The first step is learning to read the nutritional information on the label, which entails some math. The sugars are listed by serving size – but that's not everyone says that isn’t really how much you drink at one time.
“When you’re looking at drinks, do you tend to drink the entire bottle, or do you drink half the bottle?” Herbin asked.
“I drink the whole entire bottle!” said Frost King, a spirited 12-year-old.
Others agreed. So, it was time to do some multiplication – the number of sugars times the number of servings.
Herbin handed out different drinks to different kids – pineapple soda, fruit punch, iced tea, chocolate milk and more.
But Frost brought in his preferred drink to be examined. He likes Sprite, Mountain Dew and Gatorade, but his favorite is Kola Champagne, a Caribbean soft drink.
“It’s tastes good,” Frost said. “It’s got the flavor in there, and once you open it, you can smell the flavor.”
The calculation is a little tricky, but Frost worked out the total: 95 grams of sugar.
To show what that really means, Herbin gave the kids a full drinking cup of plain white sugar, an empty cup and a plastic teaspoon. The students take that empty cup and transfer the correct amount of sugar into it, spoonful by spoonful. Each spoon holds about four grams of sugar.
“If you want to find out how many spoonfuls to put in [the empty cup], take your number, and divide it by four,” Herbin said. “But that’s the last math problem I’m gonna make you do. Then, you get your treat!”
For 10-year-old Jamal Williams, it was not too tough. His chocolate milk had 20 grams of sugar.
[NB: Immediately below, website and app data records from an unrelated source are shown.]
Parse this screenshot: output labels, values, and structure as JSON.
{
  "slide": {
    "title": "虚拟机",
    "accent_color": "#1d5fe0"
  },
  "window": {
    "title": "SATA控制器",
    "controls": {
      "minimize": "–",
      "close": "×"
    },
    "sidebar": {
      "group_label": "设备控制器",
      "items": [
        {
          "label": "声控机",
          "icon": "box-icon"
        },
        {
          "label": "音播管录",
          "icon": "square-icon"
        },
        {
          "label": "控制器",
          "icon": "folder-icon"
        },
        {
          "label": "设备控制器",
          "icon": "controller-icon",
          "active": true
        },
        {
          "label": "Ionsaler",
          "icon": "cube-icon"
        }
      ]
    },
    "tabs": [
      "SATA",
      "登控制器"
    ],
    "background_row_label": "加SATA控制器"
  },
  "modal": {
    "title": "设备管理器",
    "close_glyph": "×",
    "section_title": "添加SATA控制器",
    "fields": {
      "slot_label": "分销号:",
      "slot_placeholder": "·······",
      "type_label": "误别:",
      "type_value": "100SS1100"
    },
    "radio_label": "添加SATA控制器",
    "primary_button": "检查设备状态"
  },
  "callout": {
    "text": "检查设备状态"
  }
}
That put him at the low end, with five spoonfuls of sugar in his cup, while Frost's Kola Champagne ‘won’ the day with 24 spoonfuls of sugar.
Frost was one of several students who are more delighted than appalled, now that the amount of sugar in the soda was plainly visible.
He and at least one other student couldn’t resist taking a spoonful of it and eating it straight up.
It turned out Frost is pretty familiar with sugar in its non-beverage state.
“When I eat spaghetti – spaghetti and meatballs – I always put two tablespoons of sugar in my food,” Frost said. “Sugar puts more flavor in your food.”
Frost is a pretty trim 12-year-old. His mother said she does try to get him to eat salad with his meals. Most of the kids in the class seem fit, or even skinny, though a couple are overweight. Still, this school is in a neighborhood with some of the highest obesity and diabetes rates in the city. That’s why the non-profit City Harvest decided to make this one of the first schools to get a full-time nutrition coordinator, as part of the organization’s Healthy Schools program.
Herbin tried to reason with the kids. She knows there’s no point demonizing sugar.
“We all drink soda from time to time,” she said. “It’s a treat. But you always want to pay attention to what you’re drinking, because it adds up. This isn’t the only thing you’re gonna be consuming that has sugar in it.”
It certainly is not.
“Everything you eat has sugar in it,” said 12-year-old Hennessy Aponte. “Except chips. They’ve got salt in them.”
Herbin’s grand finale was showing the kids how to make alternative soda: seltzer and fruit juice, with a squeeze of lime. Most of them think it’s okay. But Jamal Williams was pretty enthusiastic.
“I want to make it at home,” Jamal said. “It’s not hard.”
Herbin had realistic expectations about what impact the lesson will have on the kids. But as the class got ready for lunch, she asked Frost, with a little hope in her voice, whether he’d be having milk or chocolate milk today, instead of soda.
No way. He had a bottle of Champagne Kola to polish off.
“I’m sticking to my sugar!” Frost said.